Twelve Business Organizations Express Concerns Over Deemed Export Advisory Committee's Recommendations
Twelve trade-related business organizations today sent a letter to U.S. Secretary of Commerce Carlos Gutierrez expressing their concerns with several recommendations contained in the Deemed Export Advisory Committee's (DEAC) December 20, 2007 report. The letter also warned of the significant negative impact on U.S. technological leadership if certain recommendations contained in the DEAC's report were adopted.
The organizations agreed with the DEAC report findings regarding the difficulty of controlling the global flow of technological knowledge, particularly through the use of unilateral U.S. export control regulations. The organizations also endorsed the report's call for limiting the scope of deemed exports. However, the letter criticized the DEAC report for a lack of guidance in addressing either of these issues.The letter concluded by urging the Commerce Department to "go back to the drawing board and work closely with industry in developing an approach that will produce a more balanced result."
On February 6th, BIS announced that it completed its review of the DEAC's report and has started working with the Departments of Defense, State and Energy to consider the report's analysis and recommendations as a basis for reforming current deemed export policy. On that same date BIS also announced that it would create an Emerging Technologies Advisory Committee to make recommendations to BIS regarding emerging technologies and improve outreach and engagement efforts to the academic and technology communities about deemed export policies.The letter sent to Secretary of Gutierrez can be found here .
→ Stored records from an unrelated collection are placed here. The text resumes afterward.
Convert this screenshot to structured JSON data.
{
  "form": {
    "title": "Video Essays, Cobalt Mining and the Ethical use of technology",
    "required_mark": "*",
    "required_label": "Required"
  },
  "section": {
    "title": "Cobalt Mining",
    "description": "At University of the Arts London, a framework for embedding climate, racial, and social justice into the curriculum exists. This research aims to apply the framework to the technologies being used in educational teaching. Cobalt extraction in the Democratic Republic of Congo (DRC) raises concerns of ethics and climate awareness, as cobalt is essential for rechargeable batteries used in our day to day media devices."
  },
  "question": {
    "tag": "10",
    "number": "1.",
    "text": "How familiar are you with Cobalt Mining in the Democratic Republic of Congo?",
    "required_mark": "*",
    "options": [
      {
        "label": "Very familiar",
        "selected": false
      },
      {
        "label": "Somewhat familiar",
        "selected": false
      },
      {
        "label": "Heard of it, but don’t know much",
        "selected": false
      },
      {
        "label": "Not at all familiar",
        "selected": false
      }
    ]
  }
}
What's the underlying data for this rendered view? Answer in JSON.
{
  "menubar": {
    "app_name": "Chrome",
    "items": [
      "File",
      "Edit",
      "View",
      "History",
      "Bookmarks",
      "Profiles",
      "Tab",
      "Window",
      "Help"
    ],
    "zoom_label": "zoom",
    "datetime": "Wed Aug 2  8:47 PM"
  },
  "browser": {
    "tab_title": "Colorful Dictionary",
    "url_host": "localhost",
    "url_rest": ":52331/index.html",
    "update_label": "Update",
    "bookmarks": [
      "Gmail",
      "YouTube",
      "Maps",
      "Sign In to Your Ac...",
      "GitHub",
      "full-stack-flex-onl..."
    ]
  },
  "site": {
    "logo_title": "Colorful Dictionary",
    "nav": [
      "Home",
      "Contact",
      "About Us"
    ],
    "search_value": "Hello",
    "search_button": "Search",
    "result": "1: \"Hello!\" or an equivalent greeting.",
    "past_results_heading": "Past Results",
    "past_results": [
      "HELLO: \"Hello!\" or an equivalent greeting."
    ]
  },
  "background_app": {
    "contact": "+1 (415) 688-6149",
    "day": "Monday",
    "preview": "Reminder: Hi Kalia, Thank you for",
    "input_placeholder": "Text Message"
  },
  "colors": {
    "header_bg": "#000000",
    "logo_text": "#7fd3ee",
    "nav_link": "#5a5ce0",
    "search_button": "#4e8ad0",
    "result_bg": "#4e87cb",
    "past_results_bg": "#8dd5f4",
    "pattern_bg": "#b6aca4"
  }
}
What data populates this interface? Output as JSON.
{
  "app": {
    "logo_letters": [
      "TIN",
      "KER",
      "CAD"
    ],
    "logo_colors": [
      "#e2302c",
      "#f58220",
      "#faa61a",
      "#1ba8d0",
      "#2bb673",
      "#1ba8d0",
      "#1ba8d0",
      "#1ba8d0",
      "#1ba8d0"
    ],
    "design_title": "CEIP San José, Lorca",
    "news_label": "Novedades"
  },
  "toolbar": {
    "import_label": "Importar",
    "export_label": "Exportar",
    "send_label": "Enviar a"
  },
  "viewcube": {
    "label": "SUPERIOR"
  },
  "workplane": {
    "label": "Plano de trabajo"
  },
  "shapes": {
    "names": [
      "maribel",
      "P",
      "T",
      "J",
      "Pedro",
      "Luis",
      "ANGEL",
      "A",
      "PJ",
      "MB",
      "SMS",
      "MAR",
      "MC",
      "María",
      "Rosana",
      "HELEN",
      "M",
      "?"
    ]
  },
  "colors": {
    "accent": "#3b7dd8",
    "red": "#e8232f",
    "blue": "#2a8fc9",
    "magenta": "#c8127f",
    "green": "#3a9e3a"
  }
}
The full text of the DEAC report, entitled "The Deemed Export Rule in the Era of Globalization" can be found here.